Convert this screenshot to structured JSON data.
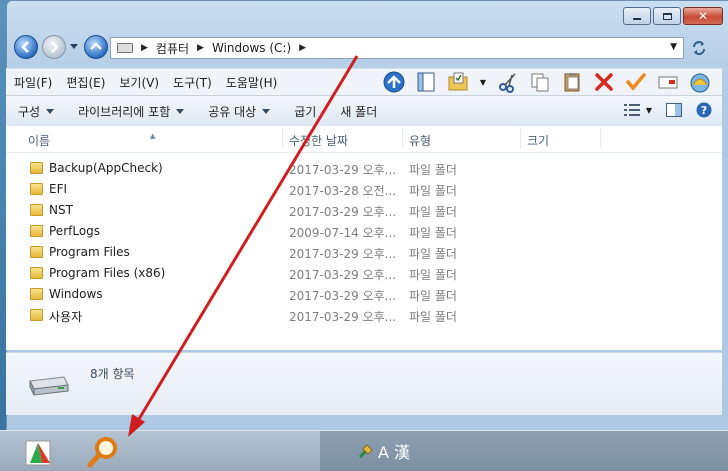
{
  "window": {
    "caption_buttons": [
      "minimize",
      "maximize",
      "close"
    ]
  },
  "nav": {
    "address": {
      "crumbs": [
        "컴퓨터",
        "Windows (C:)"
      ]
    }
  },
  "menubar": {
    "items": [
      "파일(F)",
      "편집(E)",
      "보기(V)",
      "도구(T)",
      "도움말(H)"
    ]
  },
  "commandbar": {
    "items": [
      "구성",
      "라이브러리에 포함",
      "공유 대상",
      "굽기",
      "새 폴더"
    ]
  },
  "columns": {
    "name": "이름",
    "date": "수정한 날짜",
    "type": "유형",
    "size": "크기"
  },
  "files": [
    {
      "name": "Backup(AppCheck)",
      "date": "2017-03-29 오후...",
      "type": "파일 폴더"
    },
    {
      "name": "EFI",
      "date": "2017-03-28 오전...",
      "type": "파일 폴더"
    },
    {
      "name": "NST",
      "date": "2017-03-29 오후...",
      "type": "파일 폴더"
    },
    {
      "name": "PerfLogs",
      "date": "2009-07-14 오후...",
      "type": "파일 폴더"
    },
    {
      "name": "Program Files",
      "date": "2017-03-29 오후...",
      "type": "파일 폴더"
    },
    {
      "name": "Program Files (x86)",
      "date": "2017-03-29 오후...",
      "type": "파일 폴더"
    },
    {
      "name": "Windows",
      "date": "2017-03-29 오후...",
      "type": "파일 폴더"
    },
    {
      "name": "사용자",
      "date": "2017-03-29 오후...",
      "type": "파일 폴더"
    }
  ],
  "details": {
    "item_count": "8개 항목"
  },
  "taskbar": {
    "ime_text": "A 漢"
  },
  "colors": {
    "annotation_arrow": "#d01f1f",
    "accent": "#2e6fc4"
  }
}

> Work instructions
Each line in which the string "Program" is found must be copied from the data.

> Solution for this exercise
      "name": "Program Files",
      "name": "Program Files (x86)",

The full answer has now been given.